Never in the history of mankind have we witnessed a ‘silent revolution’ of such significance for all sectors of society: population ageing, a global phenomenon, is affecting every man, woman and child with direct bearing on the intergenerational and intragenerational equity and solidarity. Two key elements of this transformation: a new architecture of society and an increasing complexity of extended family patterns and relations. Consequently, fundamental issues are brought to the forefront: one of them is to address the role of the older generations and grand-parenthood in our society today, knowing violence within families and in schools call for urgent measures and interventions to guarantee the healthy development of children. Furthermore, in a global context of techno-/eco-lead policy agenda, empowering the family and older generations for the betterment of youth is at the center of stabilizing society, ensuring a humanized development and guaranteeing inner and outer peace and security for all generations. Data shows that the grandparents and the elders play an increasing role in all sectors of society such as providing care to their grand-children, heading households, parenting orphans and volunteering on a number of activities.
Traditionally, ancient cultures recognized the older generations as the source of knowledge and wisdom and referred to them as models for their own lives and future. The Elders were praised as “Transmitters of culture”, as “Guardians of the secrets of life” or as “the Wise” to consult for preventing conflicts and preserving peace in the individual and in society. Today, their role is challenged and tends to be ignored with the mutation of the traditional family, with migration, with the mix of cultures and especially the predominance of an economy and technology value-based society.
In this context, an area, which has not been studied nor given much attention, is the implicit role and ‘unseen impact’ of the elderly on social issues, on belief systems and on behaviors of the younger generations, such as the psycho-social effect of the role model elders play for younger generations. For example:
– at the micro-level: the documented transmission to future generations of patterns of behavior such as violence, abuse, alcoholism, etc. has not been taken into consideration when addressing the violence of youth; other example: the absent or dysfunctional ‘grand-parents’ model in a family could have effects on the

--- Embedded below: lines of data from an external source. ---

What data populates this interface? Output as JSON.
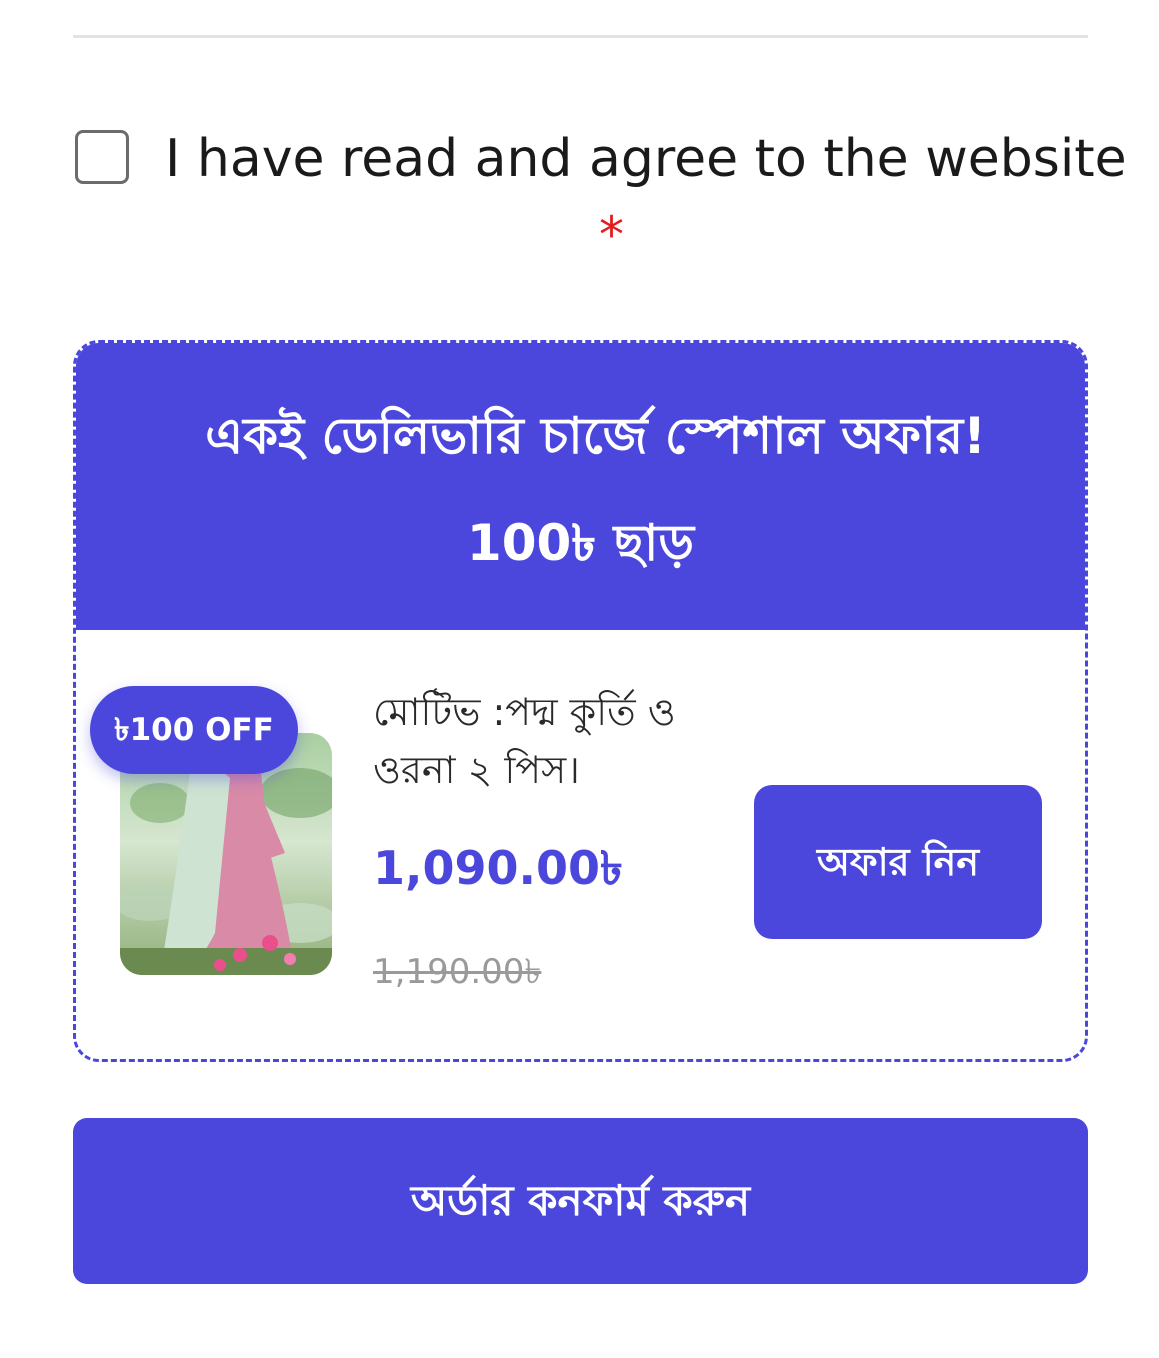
{
  "agreement": {
    "checked": false,
    "label": "I have read and agree to the website",
    "required_mark": "*"
  },
  "offer": {
    "title": "একই ডেলিভারি চার্জে স্পেশাল অফার!",
    "subtitle": "100৳ ছাড়",
    "product": {
      "badge": "৳100 OFF",
      "image_icon": "product-photo-pink-kurti",
      "name": "মোটিভ :পদ্ম কুর্তি ও ওরনা ২ পিস।",
      "price": "1,090.00৳",
      "old_price": "1,190.00৳"
    },
    "button_label": "অফার নিন"
  },
  "confirm_button_label": "অর্ডার কনফার্ম করুন",
  "colors": {
    "accent": "#4b47dc",
    "required": "#e51b1b",
    "old_price": "#9a9a9a"
  }
}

Astrid Stuckelberger (In print New York Academy of Science – Kluwer Edition)— © email@example.com